GI: 40

Muesli–when made with unsweetened rolled oats, nuts, dried fruit, and other sugar-free ingredients–is one of the healthiest ways to start the day. It’s also very easy to make at home with a variety of other low GI foods. Add yogurt and fresh fruit for a nourishing, energy-packed breakfast.

7. Apples

GI: 40

Apple skin is a great source of pectin, an important prebiotic that helps to feed the good bacteria in your gut. Apples are also high in polyphenols, which function as antioxidants, and contain a good amount of vitamin C. They are best eaten raw with the skin on! Apples are one of a number of fruits[2] that have a low glycemic index. Be careful which fruits you choose, as many have a large amount of natural sugars[3].

Advertising

8. Apricots

GI: 30

Apricots provide both fiber and potassium, which make them an ideal snack for both athletes and anyone trying to keep sugar cravings at bay. They’re also a source of antioxidants and a range of minerals.

Apricots can be added to salads, cereals, or eaten as part of a healthy mix with nuts at any time of the day.

9. Kidney Beans

GI: 29

Kidney beans and other legumes provide a substantial serving of plant-based protein, so they can be used in lots of vegetarian dishes if you’re looking to adopt a plant-based diet[4]. They’re also packed with fiber and a variety of minerals, vitamins, antioxidants, and other beneficial plant compounds. They are great in soups, stews, or with (whole grain) tacos.

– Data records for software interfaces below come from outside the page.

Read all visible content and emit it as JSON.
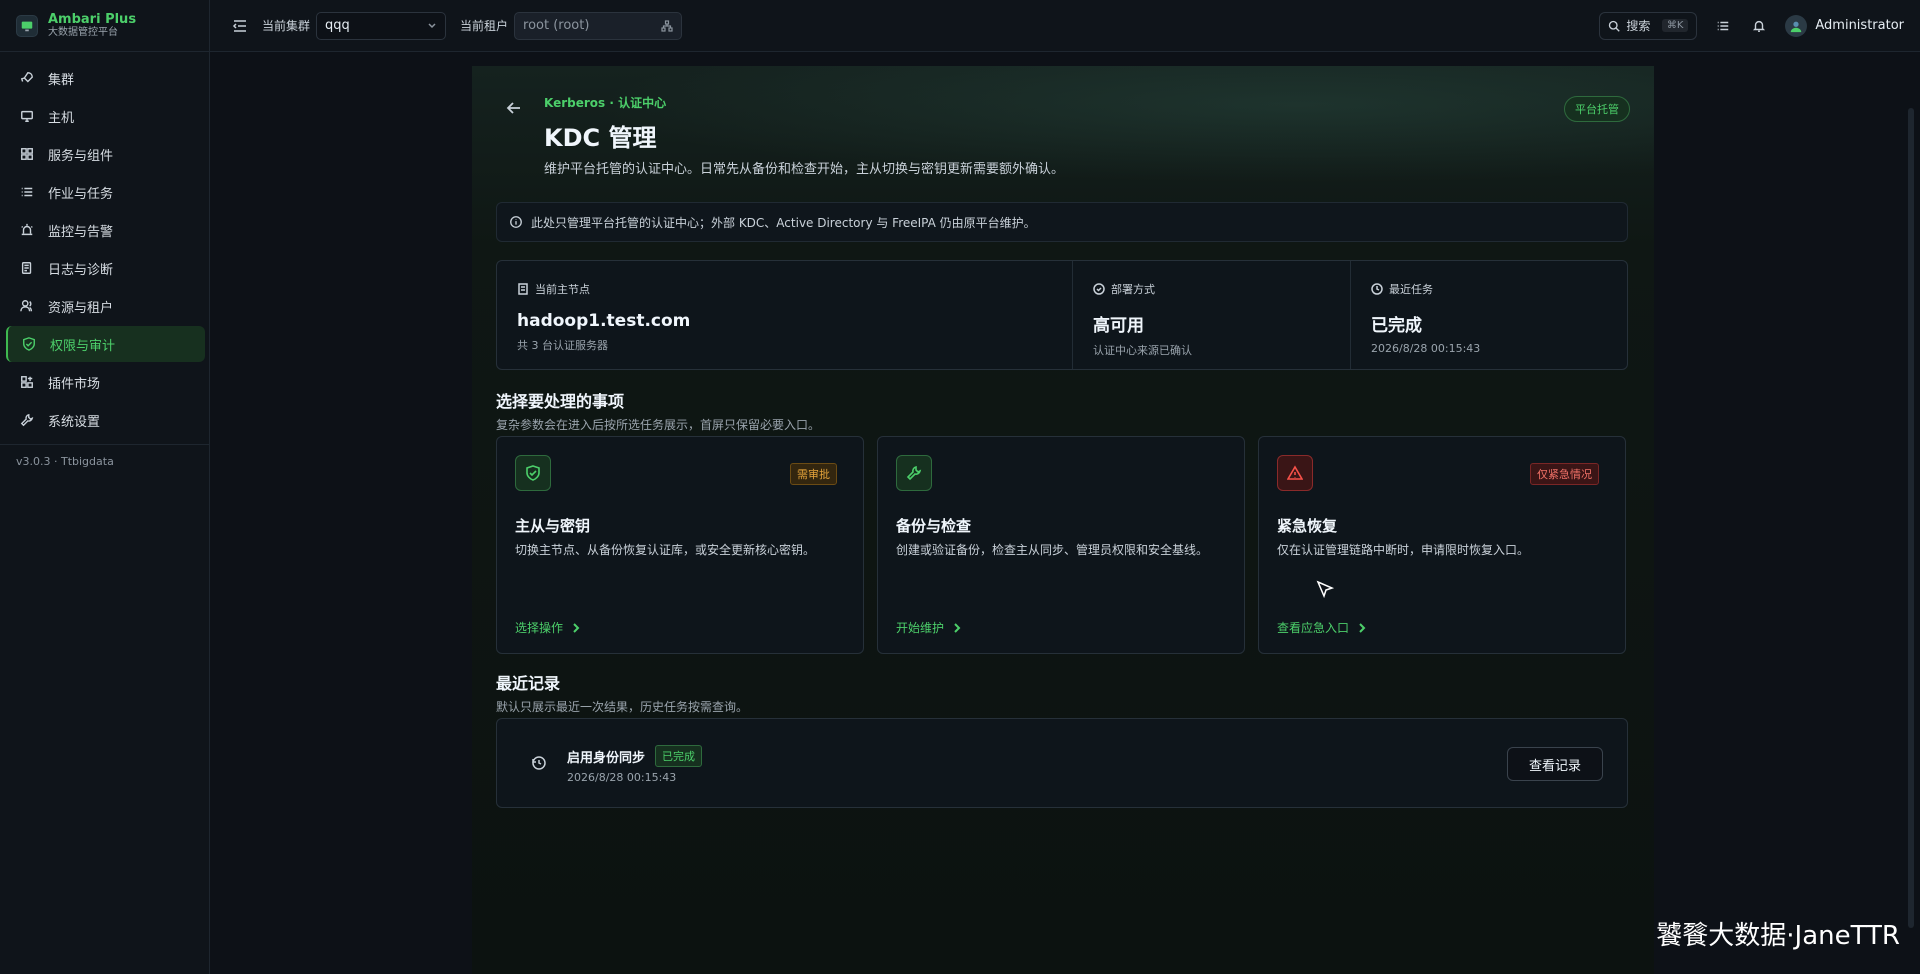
{
  "brand": {
    "title": "Ambari Plus",
    "subtitle": "大数据管控平台"
  },
  "sidebar": {
    "items": [
      {
        "label": "集群",
        "icon": "rocket-icon"
      },
      {
        "label": "主机",
        "icon": "monitor-icon"
      },
      {
        "label": "服务与组件",
        "icon": "grid-icon"
      },
      {
        "label": "作业与任务",
        "icon": "list-icon"
      },
      {
        "label": "监控与告警",
        "icon": "alarm-icon"
      },
      {
        "label": "日志与诊断",
        "icon": "log-icon"
      },
      {
        "label": "资源与租户",
        "icon": "users-icon"
      },
      {
        "label": "权限与审计",
        "icon": "shield-icon",
        "active": true
      },
      {
        "label": "插件市场",
        "icon": "plugin-icon"
      },
      {
        "label": "系统设置",
        "icon": "wrench-icon"
      }
    ],
    "version": "v3.0.3 · Ttbigdata"
  },
  "topbar": {
    "cluster_label": "当前集群",
    "cluster_value": "qqq",
    "tenant_label": "当前租户",
    "tenant_value": "root (root)",
    "search_label": "搜索",
    "search_kbd": "⌘K",
    "user_name": "Administrator"
  },
  "header": {
    "breadcrumb": "Kerberos · 认证中心",
    "title": "KDC 管理",
    "description": "维护平台托管的认证中心。日常先从备份和检查开始，主从切换与密钥更新需要额外确认。",
    "tag": "平台托管"
  },
  "notice": "此处只管理平台托管的认证中心；外部 KDC、Active Directory 与 FreeIPA 仍由原平台维护。",
  "stats": [
    {
      "label": "当前主节点",
      "value": "hadoop1.test.com",
      "sub": "共 3 台认证服务器"
    },
    {
      "label": "部署方式",
      "value": "高可用",
      "sub": "认证中心来源已确认"
    },
    {
      "label": "最近任务",
      "value": "已完成",
      "sub": "2026/8/28 00:15:43"
    }
  ],
  "actions_section": {
    "title": "选择要处理的事项",
    "description": "复杂参数会在进入后按所选任务展示，首屏只保留必要入口。"
  },
  "cards": [
    {
      "title": "主从与密钥",
      "badge": "需审批",
      "desc": "切换主节点、从备份恢复认证库，或安全更新核心密钥。",
      "link": "选择操作"
    },
    {
      "title": "备份与检查",
      "badge": "",
      "desc": "创建或验证备份，检查主从同步、管理员权限和安全基线。",
      "link": "开始维护"
    },
    {
      "title": "紧急恢复",
      "badge": "仅紧急情况",
      "desc": "仅在认证管理链路中断时，申请限时恢复入口。",
      "link": "查看应急入口"
    }
  ],
  "records_section": {
    "title": "最近记录",
    "description": "默认只展示最近一次结果，历史任务按需查询。"
  },
  "record": {
    "title": "启用身份同步",
    "badge": "已完成",
    "time": "2026/8/28 00:15:43",
    "button": "查看记录"
  },
  "watermark": "饕餮大数据·JaneTTR",
  "colors": {
    "accent": "#4ccf6a",
    "warning": "#e3a23a",
    "danger": "#f85149",
    "background": "#0d1117"
  }
}
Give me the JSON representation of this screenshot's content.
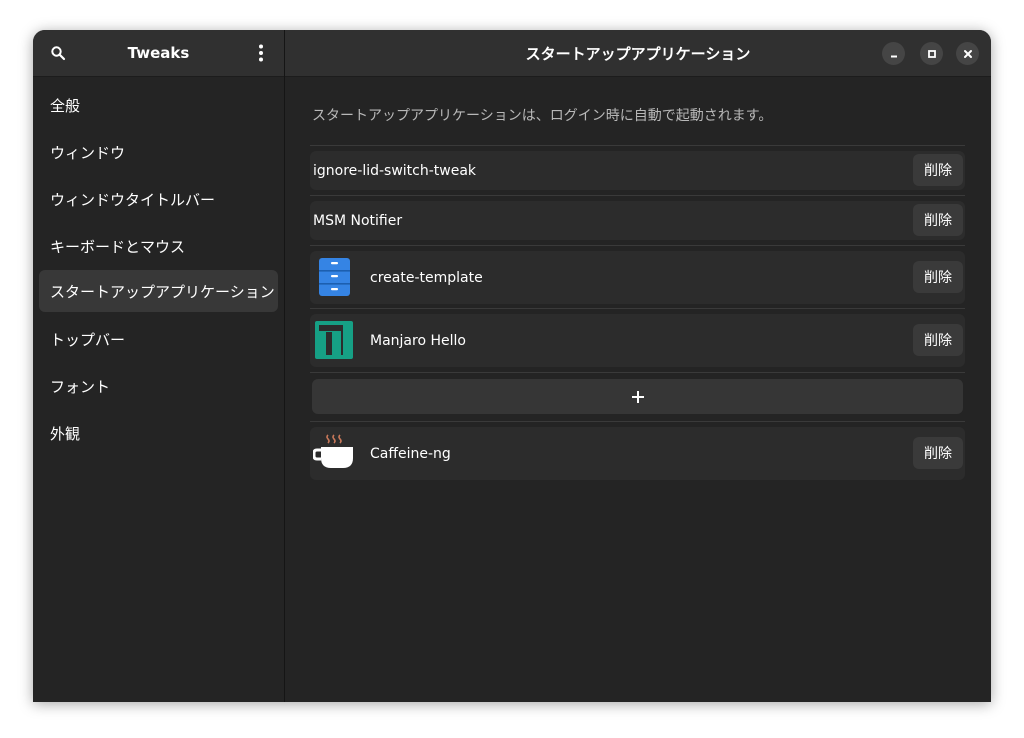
{
  "header": {
    "app_title": "Tweaks",
    "page_title": "スタートアップアプリケーション",
    "search_icon": "search-icon",
    "menu_icon": "kebab-menu-icon"
  },
  "window_controls": [
    "minimize-icon",
    "maximize-icon",
    "close-icon"
  ],
  "sidebar": {
    "selected_index": 4,
    "items": [
      {
        "label": "全般"
      },
      {
        "label": "ウィンドウ"
      },
      {
        "label": "ウィンドウタイトルバー"
      },
      {
        "label": "キーボードとマウス"
      },
      {
        "label": "スタートアップアプリケーション"
      },
      {
        "label": "トップバー"
      },
      {
        "label": "フォント"
      },
      {
        "label": "外観"
      }
    ]
  },
  "main": {
    "description": "スタートアップアプリケーションは、ログイン時に自動で起動されます。",
    "remove_label": "削除",
    "add_icon": "plus-icon",
    "apps": [
      {
        "name": "ignore-lid-switch-tweak",
        "icon": "none"
      },
      {
        "name": "MSM Notifier",
        "icon": "none"
      },
      {
        "name": "create-template",
        "icon": "file-cabinet-icon"
      },
      {
        "name": "Manjaro Hello",
        "icon": "manjaro-logo-icon"
      },
      {
        "name": "Caffeine-ng",
        "icon": "coffee-cup-icon"
      }
    ]
  },
  "colors": {
    "window_bg": "#242424",
    "headerbar_bg": "#303030",
    "row_bg": "#2c2c2c",
    "button_bg": "#3a3a3a",
    "manjaro_green": "#35bf5c",
    "template_blue": "#3584e4"
  }
}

10. Barley

GI: 22

Barley is a cereal grain that can be eaten in lots of ways. It’s an excellent source of B vitamins, including niacin, thiamin, and pyridoxine (vitamin B-6), fiber, molybdenum, manganese, and selenium. It also contains beta-glucans, a type of fiber that can support gut health and has been shown to reduce appetite and food intake.

Please note that barley does contain gluten, which makes it unsuitable for anyone who is Celiac[5] or who follows a gluten-free diet. In this case, gluten-free alternatives might include quinoa, buckwheat, or millet.

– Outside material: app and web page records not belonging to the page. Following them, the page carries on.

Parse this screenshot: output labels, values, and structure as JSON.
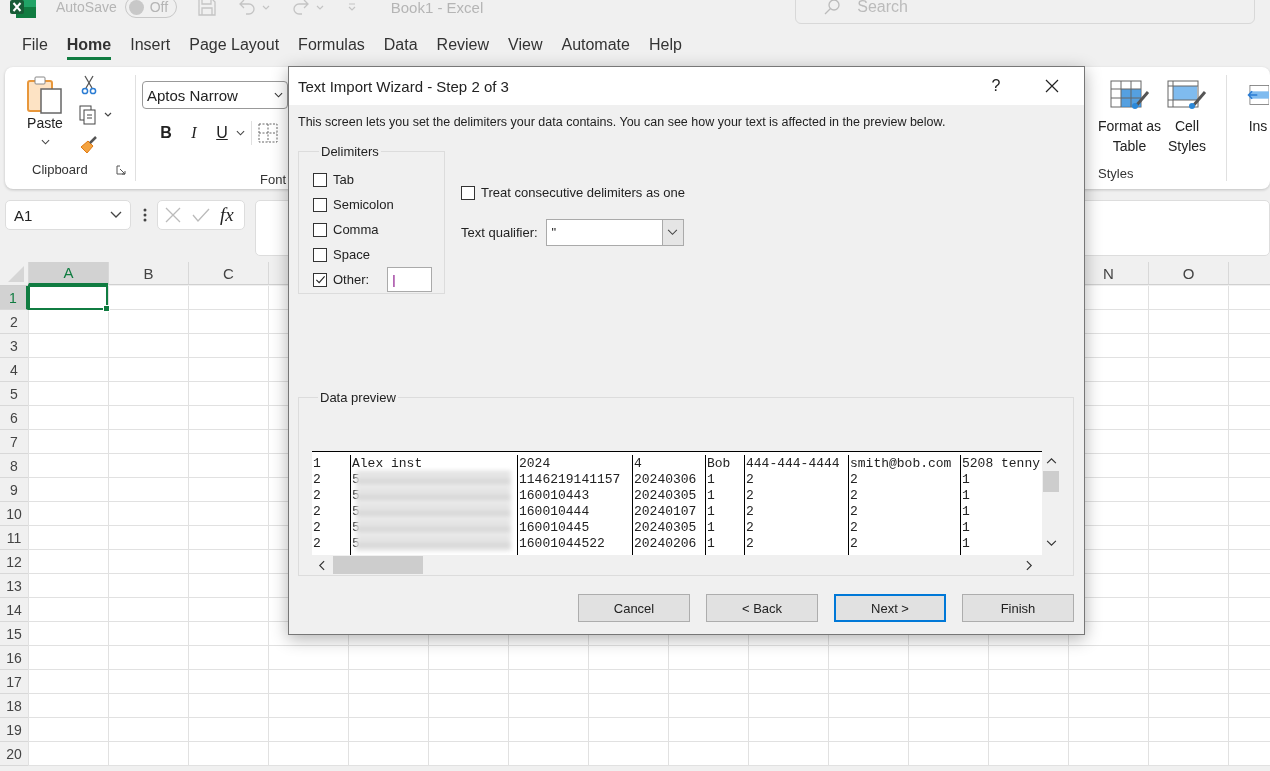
{
  "title_bar": {
    "autosave_label": "AutoSave",
    "autosave_toggle": {
      "label": "Off",
      "on": false
    },
    "document_title": "Book1  -  Excel",
    "search": {
      "placeholder": "Search"
    }
  },
  "ribbon_tabs": [
    {
      "label": "File",
      "selected": false
    },
    {
      "label": "Home",
      "selected": true
    },
    {
      "label": "Insert",
      "selected": false
    },
    {
      "label": "Page Layout",
      "selected": false
    },
    {
      "label": "Formulas",
      "selected": false
    },
    {
      "label": "Data",
      "selected": false
    },
    {
      "label": "Review",
      "selected": false
    },
    {
      "label": "View",
      "selected": false
    },
    {
      "label": "Automate",
      "selected": false
    },
    {
      "label": "Help",
      "selected": false
    }
  ],
  "ribbon": {
    "paste_label": "Paste",
    "clipboard_label": "Clipboard",
    "font_name": "Aptos Narrow",
    "bold": "B",
    "italic": "I",
    "underline": "U",
    "font_label": "Font",
    "format_as_table": "Format as\nTable",
    "cell_styles": "Cell\nStyles",
    "styles_label": "Styles",
    "insert_partial": "Ins"
  },
  "formula_bar": {
    "name_box": "A1",
    "fx": "fx"
  },
  "sheet": {
    "left_columns": [
      {
        "label": "A",
        "selected": true
      },
      {
        "label": "B",
        "selected": false
      },
      {
        "label": "C",
        "selected": false
      }
    ],
    "right_columns": [
      {
        "label": "N",
        "selected": false
      },
      {
        "label": "O",
        "selected": false
      }
    ],
    "rows": [
      {
        "label": "1",
        "selected": true
      },
      {
        "label": "2",
        "selected": false
      },
      {
        "label": "3",
        "selected": false
      },
      {
        "label": "4",
        "selected": false
      },
      {
        "label": "5",
        "selected": false
      },
      {
        "label": "6",
        "selected": false
      },
      {
        "label": "7",
        "selected": false
      },
      {
        "label": "8",
        "selected": false
      },
      {
        "label": "9",
        "selected": false
      },
      {
        "label": "10",
        "selected": false
      },
      {
        "label": "11",
        "selected": false
      },
      {
        "label": "12",
        "selected": false
      },
      {
        "label": "13",
        "selected": false
      },
      {
        "label": "14",
        "selected": false
      },
      {
        "label": "15",
        "selected": false
      },
      {
        "label": "16",
        "selected": false
      },
      {
        "label": "17",
        "selected": false
      },
      {
        "label": "18",
        "selected": false
      },
      {
        "label": "19",
        "selected": false
      },
      {
        "label": "20",
        "selected": false
      }
    ]
  },
  "dialog": {
    "title": "Text Import Wizard - Step 2 of 3",
    "help": "?",
    "description": "This screen lets you set the delimiters your data contains.  You can see how your text is affected in the preview below.",
    "delimiters_label": "Delimiters",
    "delimiters": [
      {
        "label": "Tab",
        "checked": false
      },
      {
        "label": "Semicolon",
        "checked": false
      },
      {
        "label": "Comma",
        "checked": false
      },
      {
        "label": "Space",
        "checked": false
      },
      {
        "label": "Other:",
        "checked": true,
        "value": "|"
      }
    ],
    "treat_consecutive": {
      "label": "Treat consecutive delimiters as one",
      "checked": false
    },
    "text_qualifier": {
      "label": "Text qualifier:",
      "value": "\""
    },
    "preview": {
      "label": "Data preview",
      "rows": [
        {
          "cells": [
            "1",
            "Alex inst",
            "2024",
            "4",
            "Bob",
            "444-444-4444",
            "smith@bob.com",
            "5208 tenny"
          ],
          "redacted": false
        },
        {
          "cells": [
            "2",
            "5",
            "1146219141157",
            "20240306",
            "1",
            "2",
            "2",
            "1"
          ],
          "redacted": true
        },
        {
          "cells": [
            "2",
            "5",
            "160010443",
            "20240305",
            "1",
            "2",
            "2",
            "1"
          ],
          "redacted": true
        },
        {
          "cells": [
            "2",
            "5",
            "160010444",
            "20240107",
            "1",
            "2",
            "2",
            "1"
          ],
          "redacted": true
        },
        {
          "cells": [
            "2",
            "5",
            "160010445",
            "20240305",
            "1",
            "2",
            "2",
            "1"
          ],
          "redacted": true
        },
        {
          "cells": [
            "2",
            "5",
            "16001044522",
            "20240206",
            "1",
            "2",
            "2",
            "1"
          ],
          "redacted": true
        }
      ]
    },
    "buttons": [
      {
        "label": "Cancel",
        "default": false
      },
      {
        "label": "< Back",
        "default": false
      },
      {
        "label": "Next >",
        "default": true
      },
      {
        "label": "Finish",
        "default": false
      }
    ]
  }
}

Advertising

11. Raw Nuts

GI: 20

Most nuts have a low GI of between 0 and 20, with cashews slightly higher at around 22. Nuts, as one of the best low GI foods, are a crucial part of the Mediterranean diet[6] and are really the perfect snack: they’re a source of plant-based protein, high in fiber, and contain healthy fats. Add them to smoothies and salads to boost the nutritional content. Try to avoid roasted and salted nuts, as these are made with large amounts of added salt and (usually) trans fats.

12. Carrots

GI: 16

Raw carrots are not only a delicious low GI vegetable, but they really do help your vision! They contain vitamin A (beta carotene) and a host of antioxidants. They’re also low-calorie and high in fiber, and they contain good amounts of vitamin K1, potassium, and antioxidants. Carrots are great for those monitoring their weight as they’ve been linked to lower cholesterol levels.

13. Greek Yogurt

GI: 12

Unsweetened Greek yogurt is not only low GI, but it’s an excellent source of calcium and probiotics, as well. Probiotics help to keep your gut microbiome in balance and support your overall digestive health and immune function. Greek yogurt makes a healthy breakfast, snack, dessert, or a replacement for dip. The most common probiotic strains found in yogurt are Streptococcus thermophilus[7] (found naturally in yogurt) and Lactobacillus acidophilus[8] (which is often added by the manufacturer). You can also look into probiotic supplements for improving your gut health.

14. Hummus

GI: 6

When made the traditional way from chickpeas and tahini, hummus is a fantastic, low-GI dish. It’s a staple in many Middle Eastern countries and can be eaten with almost any savory meal. Full of fiber to maintain satiety and feed your good gut bacteria, hummus is great paired with freshly-chopped vegetables, such as carrots and celery.

Bottom Line

If you’re looking to eat healthier or simply cut down on snacking throughout the day, eating low GI foods is a great way to get started. Choose any of the above foods for a healthy addition to your daily diet and start feeling better for longer.

More Tips on Eating Healthy

Featured photo credit: Alexander Mils via unsplash.com

Reference

Read Next